As Chaos;Child asks very little of you in the gameplay department, the main issue is likely to be the sheer volume of text involved. The entire game is voiced in Japanese only, with English subtitles throughout, so a good reading ability really is a must here, especially as the English here is a little bit more complex than in other games. It's also worth bearing in mind that a lot of the story and dialogue is based around references to popular culture in Japan, although there's no prior knowledge explicitly required here. While a working knowledge of Japanese culture would be a plus, most keywords and references are explained in the TIPS section of the menu, accessed by pressing the Select button while playing. Needless to say, it's well worth checking these out as and when they appear (relevant words are highlighted in blue the first time you come across them).

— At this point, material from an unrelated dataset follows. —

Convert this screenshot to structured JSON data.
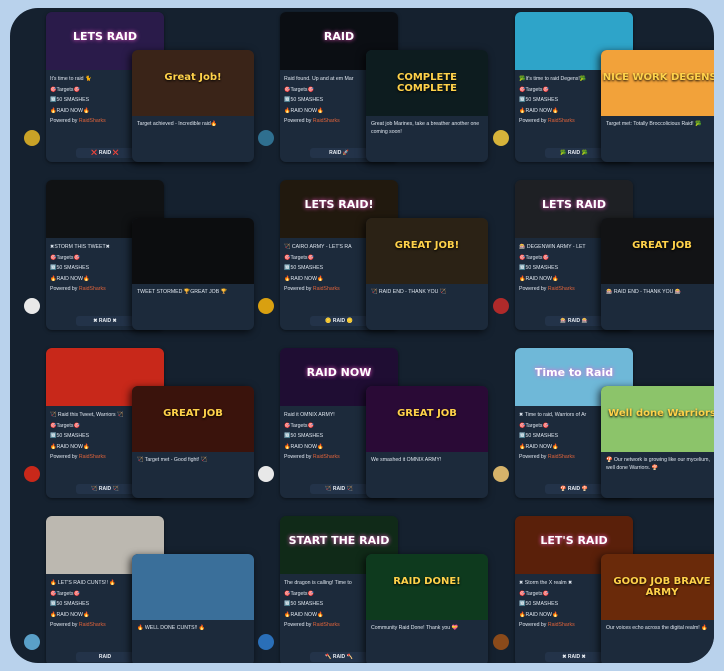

- "With a perceptiveness that belied her ridiculous appearance, she led us to a seat near the entrance, far from our usual spot."
- "His lips had turned purple from lack of oxygen, but were stained red with blood from his severed thumb, which he had chewed himself."
- "Evidence found later indicated that she'd slit open her own stomach with a utility knife she got at a convenience store, then stuck a Bluetooth speaker inside."
A murder mystery story at its heart, Chaos;Child is aimed at an adult audience, with plenty of guts and gore, as well as quite a few disturbing scenes along the way.
Violence and Gore
Murder scenes depict large amount of gore, with blood splattered on and around corpses, as well as mangled fingers, dangling entrails or exposed brains. Bodies are often pictured in somewhat distressing situations - a corpse strangled and twisted by ropes until its neck snaps, a young girl sliced up and put in boxes sitting in a sea of blood, another character ran through by a sword and left to die in a large pool of crimson. Wordy descriptions often add to the gore factor, with details of characters eating their own severed fingers, someone eating people's brains with a spoon while they lie strapped to a table, and a character stabbing themselves in the stomach, before sealing up the wound with duct tape. Some scenes involve characters threatening each other with swords and knives, often ending in injuries to one or both parties, accompanied by blood splatter effects and close ups of wounds. A somewhat creepy sticker - known as a 'Sumo Sticker' - features quite heavily in the story, and looks like two fat faces merged together, with three eyes and two mouths. In some scenes, the middle eye will open to reveal a creepy bloodshot eye staring back at you, accompanied by a blood-curdling scream, which provides many a jump scare.
Sexual innuendos and risqué images/text crop up fairly frequently - some scenes see two female characters comparing breast sizes ("Hmmm… you've got big breasts, don't you Hana?"), others are dream sequences in which characters grab breasts and crotches ("Was I really dreaming about someone rubbing my crotch?"), and a rather prolonged sequence involving someone suggestively licking an ice cream cone ("I saw her tongue flick seductively for a moment before her tiny mouth swallowed the whole thing."), as well as the odd conversation about sexual fetishes and masturbation. A handful of scenes see the teenage guys trying to get upskirt views of their female friends, thanks to a gust of wind, and while the pictures don't actually show you any underwear, the dialogue does discuss the colours and designs of said underwear. A few still images show partially exposed breasts and buttocks.
In terms of bad language, pretty much every curse word gets a look in at some point, with words such as f*ck, sh*t and p*ss appearing alongside the milder a*shole, crap and bitch, to name but a few examples.